Update [Sept. 13, 2017]: EFF has moved to a neutral position on S.B. 54 (the California Values Act) and deactivated our email action tool. For more information, please read our new blog post explaining how the most recent amendments dropped key digital privacy measures.
Over the next few weeks, EFF and our allies will enter our final push to pass legislation out of the California legislature that would defend and promote civil liberties. With a Democratic super-majority eager to push back against the federal government, our chances have seldom been better to move the ball forward on the state level. We have also seen bipartisan support emerge around issues such as transparency and youth access to technology.
But we need all Californians who value digital rights to flood their state lawmakers with communications demanding they send these key reforms to the governor’s desk. We’ve set up five simple action pages, covering issues such as police surveillance, broadband privacy, and youth computer rights. Please lend your voice to ensure California is at the forefront of the battle for our rights.
A.B. 375 - California Broadband Internet Privacy Act
Earlier this year, Congress voted to repeal hard-earned privacy protections passed by the Federal Communications Commission that kept broadband providers (e.g. Time-Warner, Cox Communications, Comcast) from selling your data without your permission. A.B. 375, legislation by Assemblymember Ed Chau, would restore these rights to ensure that our browsing data belongs to us.
S.B. 21 - Law Enforcement Surveillance Transparency and Oversight
Police and sheriff's departments across California have been quietly acquiring advanced surveillance technology with very little transparency or public input. S.B. 21, introduced by Sen. Jerry Hill, would require law enforcement agencies to publish “Surveillance Usage Policies” and disclose biennially how often each technology was used or abused, how effective it was, and how much it cost. Municipal police departments would further be required to seek approval from city councils prior to acquiring the technology.
A.B. 811 - Computers and Internet for Juveniles in State Care
Sponsored by the Youth Law Center and Assemblymember Mike Gipson, A.B. 811 would ensure that youth in detention and foster care are provided with the digital tools they need to succeed. The bill would state that youth in state care have a right to access computers and the Internet for educational purposes and to stay in touch with their families.
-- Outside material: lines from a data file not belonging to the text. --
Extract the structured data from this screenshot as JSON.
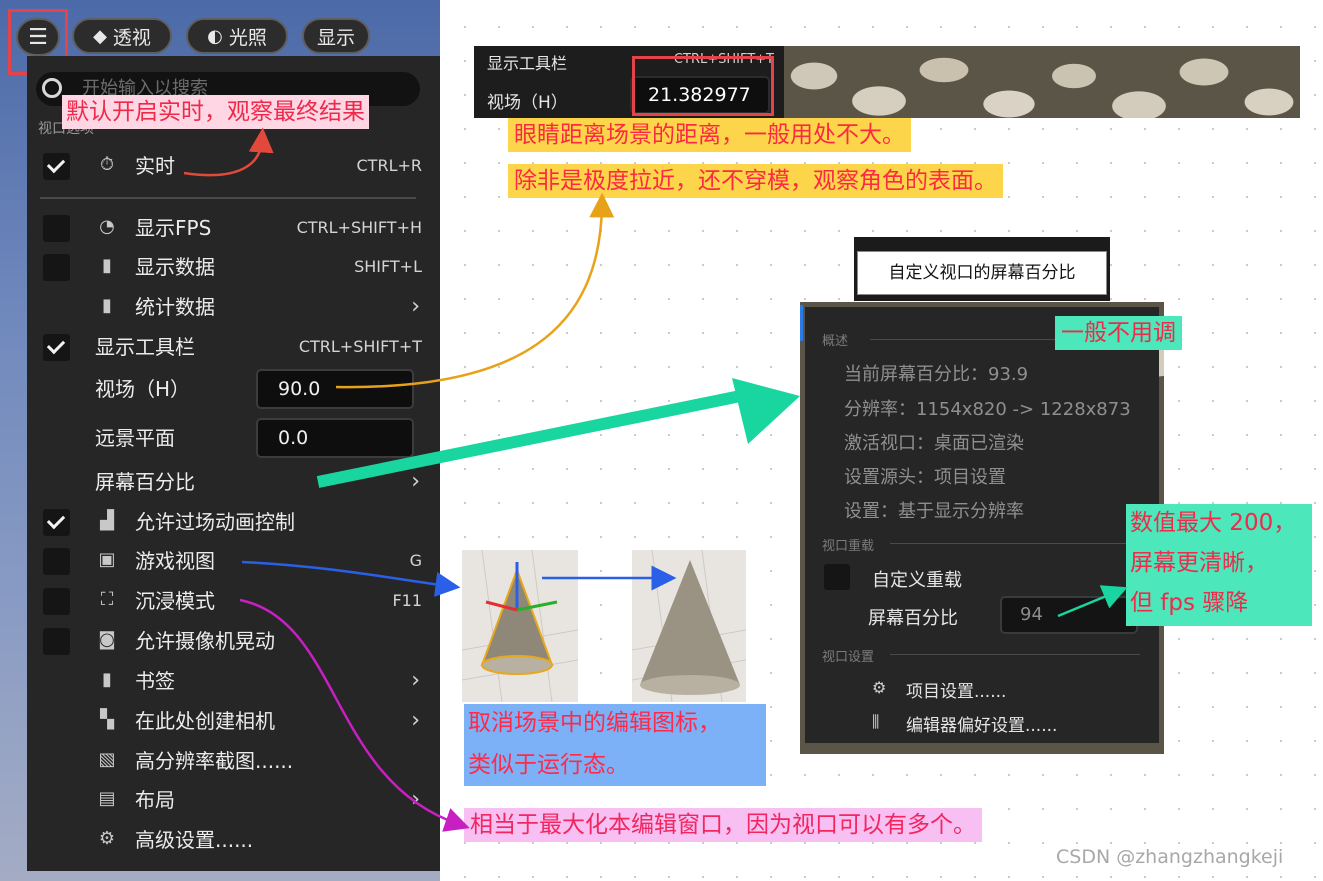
{
  "toolbar": {
    "menu_icon": "hamburger-icon",
    "perspective_label": "透视",
    "lighting_label": "光照",
    "show_label": "显示"
  },
  "search": {
    "placeholder": "开始输入以搜索"
  },
  "menu": {
    "section_label": "视口选项",
    "items": [
      {
        "label": "实时",
        "shortcut": "CTRL+R",
        "checked": true,
        "icon": "stopwatch-icon"
      },
      {
        "label": "显示FPS",
        "shortcut": "CTRL+SHIFT+H",
        "checked": false,
        "icon": "gauge-icon"
      },
      {
        "label": "显示数据",
        "shortcut": "SHIFT+L",
        "checked": false,
        "icon": "bar-chart-icon"
      },
      {
        "label": "统计数据",
        "shortcut": "",
        "icon": "bar-chart-icon",
        "submenu": true
      },
      {
        "label": "显示工具栏",
        "shortcut": "CTRL+SHIFT+T",
        "checked": true
      },
      {
        "label": "视场（H）",
        "value": "90.0"
      },
      {
        "label": "远景平面",
        "value": "0.0"
      },
      {
        "label": "屏幕百分比",
        "submenu": true
      },
      {
        "label": "允许过场动画控制",
        "checked": true,
        "icon": "clapperboard-icon"
      },
      {
        "label": "游戏视图",
        "shortcut": "G",
        "checked": false,
        "icon": "gamepad-icon"
      },
      {
        "label": "沉浸模式",
        "shortcut": "F11",
        "checked": false,
        "icon": "fullscreen-icon"
      },
      {
        "label": "允许摄像机晃动",
        "checked": false,
        "icon": "camera-shake-icon"
      },
      {
        "label": "书签",
        "icon": "bookmark-icon",
        "submenu": true
      },
      {
        "label": "在此处创建相机",
        "icon": "add-camera-icon",
        "submenu": true
      },
      {
        "label": "高分辨率截图......",
        "icon": "screenshot-icon"
      },
      {
        "label": "布局",
        "icon": "layout-icon",
        "submenu": true
      },
      {
        "label": "高级设置......",
        "icon": "gear-icon"
      }
    ]
  },
  "top_panel": {
    "toolbar_label": "显示工具栏",
    "toolbar_shortcut": "CTRL+SHIFT+T",
    "fov_label": "视场（H）",
    "fov_value": "21.382977"
  },
  "tooltip": {
    "text": "自定义视口的屏幕百分比"
  },
  "screen_pct_panel": {
    "overview_label": "概述",
    "current": "当前屏幕百分比：93.9",
    "resolution": "分辨率：1154x820 -> 1228x873",
    "active_viewport": "激活视口：桌面已渲染",
    "source": "设置源头：项目设置",
    "setting": "设置：基于显示分辨率",
    "override_label": "视口重载",
    "custom_override": "自定义重载",
    "screen_pct_label": "屏幕百分比",
    "screen_pct_value": "94",
    "viewport_settings_label": "视口设置",
    "project_settings": "项目设置......",
    "editor_prefs": "编辑器偏好设置......"
  },
  "annotations": {
    "realtime": "默认开启实时，观察最终结果",
    "fov_line1": "眼睛距离场景的距离，一般用处不大。",
    "fov_line2": "除非是极度拉近，还不穿模，观察角色的表面。",
    "no_adjust": "一般不用调",
    "max_line1": "数值最大 200，",
    "max_line2": "屏幕更清晰，",
    "max_line3": "但 fps 骤降",
    "game_view_line1": "取消场景中的编辑图标，",
    "game_view_line2": "类似于运行态。",
    "immersive": "相当于最大化本编辑窗口，因为视口可以有多个。"
  },
  "watermark": "CSDN @zhangzhangkeji",
  "colors": {
    "arrow_red": "#e2483c",
    "arrow_orange": "#e8a21a",
    "arrow_green": "#19d6a0",
    "arrow_blue": "#2a5fe8",
    "arrow_magenta": "#c81fc3",
    "highlight_red": "#e6424a"
  }
}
So far, the bill has received bipartisan support.
S.B. 54 - The California Values Act
Often referred to as the “Sanctuary State” bill, S.B. 54 contains crucial language ensuring that data collected by law enforcement agencies in California is not used for immigration enforcement. Please join us if you believe that police should protect the rights of all people, and not collaborate with federal agencies that may pursue mass deportations, as promoted by the administration.
S.B. 31 - California Religious Freedom Act
Facing the threat of a “Muslim registry,” Sen. Ricardo Lara introduced legislation to ensure that data collected by the state is not provided to the federal government for the purposes of building a list of people based on their religious affiliation, national origin, or ethnicity. The bill would also prevent state authorities from expending resources on creating such lists, registries, or databases. California law enforcement agencies would also be strictly limited regarding when they may collect information about a person’s religion.
Would you like to get more involved? The Electronic Frontier Alliance is a network of local organizations across the country that bring together local allies to learn about and advocate for digital rights in their communities. Several allied groups in California are taking action across the state to support these bills and your participation could expand a local event or campaign of your choice. You can also view all of the California bills EFF is supporting through LegiScan.